DISTRIBUTION SCHEDULE Commissioner of Social Security Office of Management and Budget, Income Maintenance Branch Chairman and Ranking Member, Committee on Ways and Means Chief of Staff, Committee on Ways and Means Chairman and Ranking Minority Member, Subcommittee on Social Security Majority and Minority Staff Director, Subcommittee on Social Security Chairman and Ranking Minority Member, Subcommittee on Human Resources Chairman and Ranking Minority Member, Committee on Budget, House of Representatives Chairman and Ranking Minority Member, Committee on Government Reform and Oversight Chairman and Ranking Minority Member, Committee on Governmental Affairs Chairman and Ranking Minority Member, Committee on Appropriations, House of Representatives Chairman and Ranking Minority, Subcommittee on Labor, Health and Human Services, Education and Related Agencies, Committee on Appropriations, House of Representatives Chairman and Ranking Minority Member, Committee on Appropriations, U.S. Senate Chairman and Ranking Minority Member, Subcommittee on Labor, Health and Human Services, Education and Related Agencies, Committee on Appropriations, U.S. Senate Chairman and Ranking Minority Member, Committee on Finance Chairman and Ranking Minority Member, Subcommittee on Social Security and Family Policy Chairman and Ranking Minority Member, Senate Special Committee on Aging Social Security Advisory Board

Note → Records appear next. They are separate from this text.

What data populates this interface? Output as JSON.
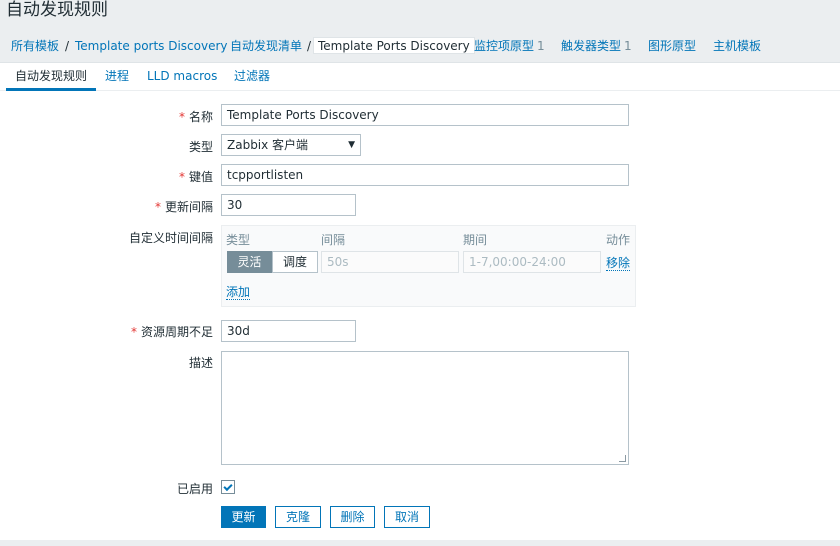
{
  "page": {
    "title": "自动发现规则"
  },
  "breadcrumbs": [
    {
      "label": "所有模板"
    },
    {
      "label": "Template ports Discovery"
    },
    {
      "label": "自动发现清单"
    },
    {
      "label": "Template Ports Discovery"
    },
    {
      "label": "监控项原型",
      "count": "1"
    },
    {
      "label": "触发器类型",
      "count": "1"
    },
    {
      "label": "图形原型"
    },
    {
      "label": "主机模板"
    }
  ],
  "tabs": [
    {
      "label": "自动发现规则",
      "selected": true
    },
    {
      "label": "进程"
    },
    {
      "label": "LLD macros"
    },
    {
      "label": "过滤器"
    }
  ],
  "form": {
    "name": {
      "label": "名称",
      "value": "Template Ports Discovery"
    },
    "type": {
      "label": "类型",
      "value": "Zabbix 客户端"
    },
    "key": {
      "label": "键值",
      "value": "tcpportlisten"
    },
    "interval": {
      "label": "更新间隔",
      "value": "30"
    },
    "custom_intervals": {
      "label": "自定义时间间隔",
      "columns": {
        "type": "类型",
        "interval": "间隔",
        "period": "期间",
        "action": "动作"
      },
      "row": {
        "mode_flexible": "灵活",
        "mode_scheduling": "调度",
        "interval_placeholder": "50s",
        "period_placeholder": "1-7,00:00-24:00",
        "remove": "移除"
      },
      "add": "添加"
    },
    "lifetime": {
      "label": "资源周期不足",
      "value": "30d"
    },
    "description": {
      "label": "描述",
      "value": ""
    },
    "enabled": {
      "label": "已启用",
      "checked": true
    }
  },
  "buttons": {
    "update": "更新",
    "clone": "克隆",
    "delete": "删除",
    "cancel": "取消"
  },
  "colors": {
    "accent": "#0275b8",
    "required": "#e33734",
    "bg": "#ebeef0"
  }
}
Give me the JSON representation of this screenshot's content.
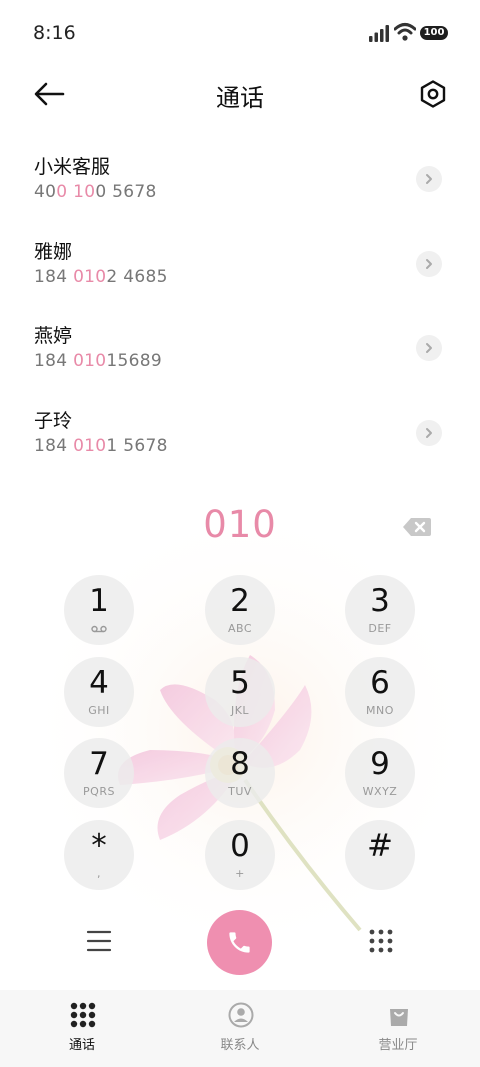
{
  "status": {
    "time": "8:16",
    "battery": "100"
  },
  "header": {
    "title": "通话"
  },
  "contacts": [
    {
      "name": "小米客服",
      "num_a": "40",
      "num_hl1": "0",
      "num_b": " ",
      "num_hl2": "10",
      "num_c": "0 5678"
    },
    {
      "name": "雅娜",
      "num_a": "184 ",
      "num_hl1": "010",
      "num_b": "",
      "num_hl2": "",
      "num_c": "2 4685"
    },
    {
      "name": "燕婷",
      "num_a": "184 ",
      "num_hl1": "010",
      "num_b": "",
      "num_hl2": "",
      "num_c": "15689"
    },
    {
      "name": "子玲",
      "num_a": "184 ",
      "num_hl1": "010",
      "num_b": "",
      "num_hl2": "",
      "num_c": "1 5678"
    }
  ],
  "dialer": {
    "input": "010"
  },
  "keys": [
    {
      "digit": "1",
      "letters": ""
    },
    {
      "digit": "2",
      "letters": "ABC"
    },
    {
      "digit": "3",
      "letters": "DEF"
    },
    {
      "digit": "4",
      "letters": "GHI"
    },
    {
      "digit": "5",
      "letters": "JKL"
    },
    {
      "digit": "6",
      "letters": "MNO"
    },
    {
      "digit": "7",
      "letters": "PQRS"
    },
    {
      "digit": "8",
      "letters": "TUV"
    },
    {
      "digit": "9",
      "letters": "WXYZ"
    },
    {
      "digit": "*",
      "letters": ","
    },
    {
      "digit": "0",
      "letters": "+"
    },
    {
      "digit": "#",
      "letters": ""
    }
  ],
  "tabs": [
    {
      "label": "通话",
      "icon": "dialpad-grid-icon",
      "active": true
    },
    {
      "label": "联系人",
      "icon": "contact-icon",
      "active": false
    },
    {
      "label": "营业厅",
      "icon": "shopping-bag-icon",
      "active": false
    }
  ],
  "colors": {
    "accent": "#ef8fb0",
    "highlight": "#e88aa8"
  }
}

Overview of the Office of the Inspector General Office of Audit The Office of Audit (OA) conducts comprehensive financial and performance audits of the Social Security Administration’s (SSA) programs and makes recommendations to ensure that program objectives are achieved effectively and efficiently. Financial audits, required by the Chief Financial Officers' Act of 1990, assess whether SSA’s financial statements fairly present the Agency’s financial position, results of operations and cash flow. Performance audits review the economy, efficiency and effectiveness of SSA’s programs. OA also conducts short-term management and program evaluations focused on issues of concern to SSA, Congress and the general public. Evaluations often focus on identifying and recommending ways to prevent and minimize program fraud and inefficiency, rather than detecting problems after they occur. Office of Executive Operations The Office of Executive Operations (OEO) supports the Office of the Inspector General (OIG) by providing information resource management; systems security; and the coordination of budget, procurement, telecommunications, facilities and equipment, and human resources. In addition, this office is the focal point for the OIG’s strategic planning function and the development and implementation of performance measures required by the Government Performance and Results Act. OEO is also responsible for performing internal reviews to ensure that OIG offices nationwide hold themselves to the same rigorous standards that we expect from SSA, as well as conducting investigations of OIG employees, when necessary. Finally, OEO administers OIG’s public affairs, media, and interagency activities, coordinates responses to Congressional requests for information, and also communicates OIG’s planned and current activities and their results to the Commissioner and Congress. Office of Investigations The Office of Investigations (OI) conducts and coordinates investigative activity related to fraud, waste, abuse, and mismanagement of SSA programs and operations. This includes wrongdoing by applicants, beneficiaries, contractors, physicians, interpreters, representative payees, third parties, and by SSA employees in the performance of their duties. OI also conducts joint investigations with other Federal, State, and local law enforcement agencies. Counsel to the Inspector General The Counsel to the Inspector General provides legal advice and counsel to the Inspector General on various matters, including: 1) statutes, regulations, legislation, and policy directives governing the administration of SSA’s programs; 2) investigative procedures and techniques; and 3) legal implications and conclusions to be drawn from audit and investigative material produced by the OIG. The Counsel’s office also administers the civil monetary penalty program.